  3. What is the likely cost of a shock and how will it be paid for? Financial planning, setting resources aside and insurance products can help make sure that funding is available when needed and can reach those who need it the most.  
  4. Are there enough staff, resources and equipment to deliver life-saving assistance and ensure continued delivery of essential services such as healthcare and education? Search and rescue efforts, food reserves, adequate critical services and infrastructure save lives.
  5. The CPGA was developed to support implementation of the policy commitments related to crisis preparedness in IDA20 by bringing together the Bank’s knowledge on different elements of crisis preparedness in a comprehensive overview. It has been delivered in three countries, where it is contributing to inform the Bank’s engagement. Deliveries are ongoing in four countries and many more are in the pipeline. 
The World Bank

The World Bank is working together with the Government of Nepal to identify opportunities to strengthen the country's preparedness to a range of shocks. Photo: World Bank

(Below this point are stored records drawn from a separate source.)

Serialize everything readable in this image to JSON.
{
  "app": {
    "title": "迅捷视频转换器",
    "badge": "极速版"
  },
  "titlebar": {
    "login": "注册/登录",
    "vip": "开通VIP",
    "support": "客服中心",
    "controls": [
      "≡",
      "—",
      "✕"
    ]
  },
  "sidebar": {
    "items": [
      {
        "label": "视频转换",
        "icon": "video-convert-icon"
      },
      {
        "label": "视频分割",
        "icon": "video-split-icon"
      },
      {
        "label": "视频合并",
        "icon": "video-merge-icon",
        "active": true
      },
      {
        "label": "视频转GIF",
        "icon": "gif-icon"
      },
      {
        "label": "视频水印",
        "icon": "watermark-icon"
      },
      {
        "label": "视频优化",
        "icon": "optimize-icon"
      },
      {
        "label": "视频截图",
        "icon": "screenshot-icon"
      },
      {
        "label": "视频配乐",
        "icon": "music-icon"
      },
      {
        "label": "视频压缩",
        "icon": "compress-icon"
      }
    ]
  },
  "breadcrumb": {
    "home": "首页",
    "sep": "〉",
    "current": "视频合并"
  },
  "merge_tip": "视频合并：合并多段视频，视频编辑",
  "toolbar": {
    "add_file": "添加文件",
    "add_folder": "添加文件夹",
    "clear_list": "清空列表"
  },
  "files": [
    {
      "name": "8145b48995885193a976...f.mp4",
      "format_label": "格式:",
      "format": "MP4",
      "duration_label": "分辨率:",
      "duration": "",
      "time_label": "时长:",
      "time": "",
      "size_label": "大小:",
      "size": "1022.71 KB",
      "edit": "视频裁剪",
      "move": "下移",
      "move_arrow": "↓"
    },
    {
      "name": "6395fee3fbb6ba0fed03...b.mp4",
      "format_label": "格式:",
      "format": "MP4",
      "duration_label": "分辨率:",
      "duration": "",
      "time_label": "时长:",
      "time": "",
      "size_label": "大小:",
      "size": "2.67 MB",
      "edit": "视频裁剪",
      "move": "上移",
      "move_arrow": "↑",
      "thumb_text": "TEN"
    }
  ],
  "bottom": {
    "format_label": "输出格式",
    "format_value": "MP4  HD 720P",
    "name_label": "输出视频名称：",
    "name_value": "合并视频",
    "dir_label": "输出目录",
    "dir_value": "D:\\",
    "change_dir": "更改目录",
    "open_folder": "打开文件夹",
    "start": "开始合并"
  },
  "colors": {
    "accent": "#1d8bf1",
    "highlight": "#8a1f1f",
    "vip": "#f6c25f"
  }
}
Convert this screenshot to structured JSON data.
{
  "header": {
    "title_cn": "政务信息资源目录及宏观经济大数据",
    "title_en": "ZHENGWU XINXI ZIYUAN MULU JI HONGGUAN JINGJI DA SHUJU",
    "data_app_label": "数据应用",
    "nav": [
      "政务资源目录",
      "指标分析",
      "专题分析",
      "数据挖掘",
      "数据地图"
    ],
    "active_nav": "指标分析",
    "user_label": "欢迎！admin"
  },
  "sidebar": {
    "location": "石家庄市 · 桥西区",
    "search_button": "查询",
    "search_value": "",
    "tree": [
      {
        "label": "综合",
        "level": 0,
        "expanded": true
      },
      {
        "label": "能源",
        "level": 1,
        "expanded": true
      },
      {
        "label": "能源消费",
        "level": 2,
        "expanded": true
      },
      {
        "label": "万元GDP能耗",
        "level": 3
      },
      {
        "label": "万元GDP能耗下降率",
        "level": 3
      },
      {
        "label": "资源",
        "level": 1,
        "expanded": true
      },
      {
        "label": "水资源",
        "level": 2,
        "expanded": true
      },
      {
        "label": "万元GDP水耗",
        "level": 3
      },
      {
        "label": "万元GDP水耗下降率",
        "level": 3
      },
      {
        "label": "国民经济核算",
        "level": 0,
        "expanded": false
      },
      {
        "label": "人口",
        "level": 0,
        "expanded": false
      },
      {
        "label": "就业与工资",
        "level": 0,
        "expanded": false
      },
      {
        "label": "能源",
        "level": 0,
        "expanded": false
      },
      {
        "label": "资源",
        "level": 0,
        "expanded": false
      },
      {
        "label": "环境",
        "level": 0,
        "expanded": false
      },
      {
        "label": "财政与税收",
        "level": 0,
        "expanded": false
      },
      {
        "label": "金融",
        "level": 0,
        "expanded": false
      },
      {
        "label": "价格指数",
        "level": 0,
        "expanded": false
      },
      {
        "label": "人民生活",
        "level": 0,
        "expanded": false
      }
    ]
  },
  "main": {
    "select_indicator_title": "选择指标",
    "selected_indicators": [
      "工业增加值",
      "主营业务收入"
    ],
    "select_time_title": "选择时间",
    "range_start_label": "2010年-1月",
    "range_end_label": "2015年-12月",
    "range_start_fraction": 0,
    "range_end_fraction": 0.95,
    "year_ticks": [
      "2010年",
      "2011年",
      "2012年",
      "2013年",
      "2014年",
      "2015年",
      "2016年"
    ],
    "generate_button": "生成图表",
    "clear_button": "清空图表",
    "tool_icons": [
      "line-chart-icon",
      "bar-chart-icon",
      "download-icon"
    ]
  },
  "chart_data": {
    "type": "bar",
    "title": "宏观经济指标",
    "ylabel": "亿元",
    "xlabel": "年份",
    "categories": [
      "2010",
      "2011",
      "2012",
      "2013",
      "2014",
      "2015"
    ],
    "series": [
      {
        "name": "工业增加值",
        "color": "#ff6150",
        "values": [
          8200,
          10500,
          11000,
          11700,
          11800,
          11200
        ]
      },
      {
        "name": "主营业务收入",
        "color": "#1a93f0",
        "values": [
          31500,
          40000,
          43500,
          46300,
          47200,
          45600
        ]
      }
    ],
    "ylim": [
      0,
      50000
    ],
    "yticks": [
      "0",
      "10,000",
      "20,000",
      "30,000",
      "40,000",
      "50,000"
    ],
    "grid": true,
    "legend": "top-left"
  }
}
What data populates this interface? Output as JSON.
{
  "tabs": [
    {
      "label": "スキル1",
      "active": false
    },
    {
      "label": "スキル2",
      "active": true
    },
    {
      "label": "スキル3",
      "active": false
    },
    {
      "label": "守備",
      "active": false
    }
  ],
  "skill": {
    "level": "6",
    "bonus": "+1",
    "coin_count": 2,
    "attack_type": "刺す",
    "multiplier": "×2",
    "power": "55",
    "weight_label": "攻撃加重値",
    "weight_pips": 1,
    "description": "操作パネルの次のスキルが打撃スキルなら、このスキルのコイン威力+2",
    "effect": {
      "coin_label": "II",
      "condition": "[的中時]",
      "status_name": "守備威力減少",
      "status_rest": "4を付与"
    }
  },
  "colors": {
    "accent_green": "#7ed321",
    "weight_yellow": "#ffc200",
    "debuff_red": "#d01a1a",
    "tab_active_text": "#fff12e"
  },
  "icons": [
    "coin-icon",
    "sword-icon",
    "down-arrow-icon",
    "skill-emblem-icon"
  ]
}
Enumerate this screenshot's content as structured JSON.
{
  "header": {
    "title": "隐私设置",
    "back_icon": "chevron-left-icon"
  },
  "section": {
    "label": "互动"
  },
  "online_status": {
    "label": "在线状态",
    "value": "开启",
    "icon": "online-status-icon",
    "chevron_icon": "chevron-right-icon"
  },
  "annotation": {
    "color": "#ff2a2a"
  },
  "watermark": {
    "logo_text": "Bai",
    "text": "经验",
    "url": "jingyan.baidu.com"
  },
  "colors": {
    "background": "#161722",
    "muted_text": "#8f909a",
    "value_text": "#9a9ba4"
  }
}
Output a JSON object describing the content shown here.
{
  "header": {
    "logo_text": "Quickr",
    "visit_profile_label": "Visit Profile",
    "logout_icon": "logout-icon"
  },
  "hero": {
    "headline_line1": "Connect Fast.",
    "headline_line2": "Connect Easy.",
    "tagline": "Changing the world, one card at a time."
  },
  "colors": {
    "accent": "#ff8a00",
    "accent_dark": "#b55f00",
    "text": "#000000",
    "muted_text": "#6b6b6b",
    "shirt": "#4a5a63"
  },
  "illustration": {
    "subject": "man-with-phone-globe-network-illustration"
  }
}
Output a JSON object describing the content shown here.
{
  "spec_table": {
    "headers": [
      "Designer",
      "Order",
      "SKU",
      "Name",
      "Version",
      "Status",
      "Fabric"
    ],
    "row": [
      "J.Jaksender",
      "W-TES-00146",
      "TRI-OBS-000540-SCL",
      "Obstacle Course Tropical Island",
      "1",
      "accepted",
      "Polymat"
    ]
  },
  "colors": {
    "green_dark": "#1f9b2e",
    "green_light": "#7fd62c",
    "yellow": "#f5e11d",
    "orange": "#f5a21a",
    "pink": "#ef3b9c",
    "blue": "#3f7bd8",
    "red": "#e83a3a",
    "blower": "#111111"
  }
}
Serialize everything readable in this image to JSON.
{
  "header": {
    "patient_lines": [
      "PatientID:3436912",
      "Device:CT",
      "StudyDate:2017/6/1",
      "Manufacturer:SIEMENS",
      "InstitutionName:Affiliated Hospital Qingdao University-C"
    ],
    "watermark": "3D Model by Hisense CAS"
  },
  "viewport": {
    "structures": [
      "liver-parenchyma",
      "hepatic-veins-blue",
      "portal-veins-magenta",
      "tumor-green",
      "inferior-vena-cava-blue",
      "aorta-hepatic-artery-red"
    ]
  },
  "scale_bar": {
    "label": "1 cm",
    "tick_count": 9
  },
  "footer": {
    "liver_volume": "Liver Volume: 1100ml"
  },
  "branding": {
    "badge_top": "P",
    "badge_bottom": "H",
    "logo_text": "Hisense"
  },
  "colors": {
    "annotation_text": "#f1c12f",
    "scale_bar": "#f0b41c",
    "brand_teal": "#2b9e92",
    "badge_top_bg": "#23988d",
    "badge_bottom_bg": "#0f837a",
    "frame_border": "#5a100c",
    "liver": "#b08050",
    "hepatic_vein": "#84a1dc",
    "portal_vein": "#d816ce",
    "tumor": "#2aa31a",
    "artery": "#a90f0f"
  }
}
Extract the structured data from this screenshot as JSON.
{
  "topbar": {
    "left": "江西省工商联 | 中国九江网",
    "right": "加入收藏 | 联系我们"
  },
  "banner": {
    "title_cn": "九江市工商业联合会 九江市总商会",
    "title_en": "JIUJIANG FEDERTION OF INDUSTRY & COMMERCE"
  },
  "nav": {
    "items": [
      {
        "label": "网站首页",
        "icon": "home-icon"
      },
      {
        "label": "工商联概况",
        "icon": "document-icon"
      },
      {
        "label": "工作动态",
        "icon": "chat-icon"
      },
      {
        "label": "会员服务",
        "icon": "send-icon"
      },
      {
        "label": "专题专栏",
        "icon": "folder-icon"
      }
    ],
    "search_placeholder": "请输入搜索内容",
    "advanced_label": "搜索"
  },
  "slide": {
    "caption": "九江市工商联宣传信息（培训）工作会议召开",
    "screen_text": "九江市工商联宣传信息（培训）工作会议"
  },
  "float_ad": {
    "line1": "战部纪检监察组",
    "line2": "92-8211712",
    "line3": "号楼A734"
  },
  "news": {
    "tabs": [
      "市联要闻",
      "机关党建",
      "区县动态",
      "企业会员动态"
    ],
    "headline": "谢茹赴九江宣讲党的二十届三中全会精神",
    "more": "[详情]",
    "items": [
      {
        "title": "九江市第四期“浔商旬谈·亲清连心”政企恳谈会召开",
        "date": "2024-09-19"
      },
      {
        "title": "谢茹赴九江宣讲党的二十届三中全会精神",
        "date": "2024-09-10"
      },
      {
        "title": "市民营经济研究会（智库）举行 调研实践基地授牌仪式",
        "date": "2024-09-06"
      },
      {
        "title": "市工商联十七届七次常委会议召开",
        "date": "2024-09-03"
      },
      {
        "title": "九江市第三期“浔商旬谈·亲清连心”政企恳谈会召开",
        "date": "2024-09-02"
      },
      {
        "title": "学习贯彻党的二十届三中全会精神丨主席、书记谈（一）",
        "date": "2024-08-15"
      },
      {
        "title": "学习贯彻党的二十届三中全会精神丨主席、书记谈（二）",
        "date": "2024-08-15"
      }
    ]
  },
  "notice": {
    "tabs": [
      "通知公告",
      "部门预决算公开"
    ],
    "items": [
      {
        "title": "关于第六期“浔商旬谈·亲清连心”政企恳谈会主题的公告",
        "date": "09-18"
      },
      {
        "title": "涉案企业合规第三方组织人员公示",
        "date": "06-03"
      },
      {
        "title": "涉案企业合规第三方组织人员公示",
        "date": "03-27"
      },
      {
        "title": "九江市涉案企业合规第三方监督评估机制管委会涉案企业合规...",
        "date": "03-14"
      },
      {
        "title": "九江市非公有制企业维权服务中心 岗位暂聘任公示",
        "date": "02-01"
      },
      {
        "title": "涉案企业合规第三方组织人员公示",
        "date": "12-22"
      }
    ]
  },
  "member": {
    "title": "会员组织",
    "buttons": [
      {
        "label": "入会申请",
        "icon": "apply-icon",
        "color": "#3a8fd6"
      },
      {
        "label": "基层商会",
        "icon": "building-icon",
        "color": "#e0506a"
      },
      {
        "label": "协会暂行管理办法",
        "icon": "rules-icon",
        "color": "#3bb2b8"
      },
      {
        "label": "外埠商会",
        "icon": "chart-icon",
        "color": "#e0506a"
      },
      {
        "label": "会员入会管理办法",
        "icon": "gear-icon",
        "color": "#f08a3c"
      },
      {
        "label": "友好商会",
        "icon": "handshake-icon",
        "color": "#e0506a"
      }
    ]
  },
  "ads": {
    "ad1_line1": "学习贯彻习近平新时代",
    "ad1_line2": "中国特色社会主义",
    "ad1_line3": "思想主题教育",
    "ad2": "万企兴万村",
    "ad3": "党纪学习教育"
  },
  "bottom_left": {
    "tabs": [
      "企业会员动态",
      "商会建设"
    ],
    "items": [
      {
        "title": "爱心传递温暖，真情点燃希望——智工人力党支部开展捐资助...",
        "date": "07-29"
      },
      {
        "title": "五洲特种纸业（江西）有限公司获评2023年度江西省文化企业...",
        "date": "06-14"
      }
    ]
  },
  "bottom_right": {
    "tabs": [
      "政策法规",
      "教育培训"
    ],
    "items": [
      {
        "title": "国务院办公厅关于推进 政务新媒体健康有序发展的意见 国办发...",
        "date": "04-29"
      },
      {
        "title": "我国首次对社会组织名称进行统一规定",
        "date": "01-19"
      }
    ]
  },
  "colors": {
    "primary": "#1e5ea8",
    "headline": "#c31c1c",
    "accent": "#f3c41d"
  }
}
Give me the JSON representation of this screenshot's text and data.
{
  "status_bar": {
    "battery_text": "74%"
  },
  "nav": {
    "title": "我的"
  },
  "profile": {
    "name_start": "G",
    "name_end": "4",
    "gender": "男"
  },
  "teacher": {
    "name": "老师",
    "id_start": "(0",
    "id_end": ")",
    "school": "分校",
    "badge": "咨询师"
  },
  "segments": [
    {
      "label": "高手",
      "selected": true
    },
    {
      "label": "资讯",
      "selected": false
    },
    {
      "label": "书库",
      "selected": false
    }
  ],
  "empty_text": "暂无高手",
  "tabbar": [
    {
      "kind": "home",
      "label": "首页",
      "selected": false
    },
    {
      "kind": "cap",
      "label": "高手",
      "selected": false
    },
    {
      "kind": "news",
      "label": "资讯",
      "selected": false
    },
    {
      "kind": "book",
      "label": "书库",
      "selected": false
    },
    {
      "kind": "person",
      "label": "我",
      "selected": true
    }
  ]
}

Supporting crisis preparedness in Nepal 

Like for many other IDA countries, crisis preparedness is a critical agenda for Nepal. The country is no stranger to devastating earthquakes, floods, landslides, and zoonotic diseases with epidemic potential pose a significant threat. To help identify opportunities to strengthen Nepal’s preparedness to a range of shocks, the Bank recently completed a CPGA, deploying a multi-sector team of experts from across the institution and working closely with key government stakeholders and development partners. The CPGA has helped bring together stakeholders across sectors critical for natural hazards, health, and food security to highlight priorities to help prepare for large crises that cut across sectors. As the Bank and the Government of Nepal set out to develop the new Country Partnership Framework, the CPGA points to priority areas so strengthen preparedness, including continued policy dialogue and investments to strengthen the National Disaster Risk Reduction and Management Agency (NDRRMA) in its role as coordinating agency for crisis preparedness across sectors, development of multi-hazard early warning systems and establishment of shock-responsive social protection systems.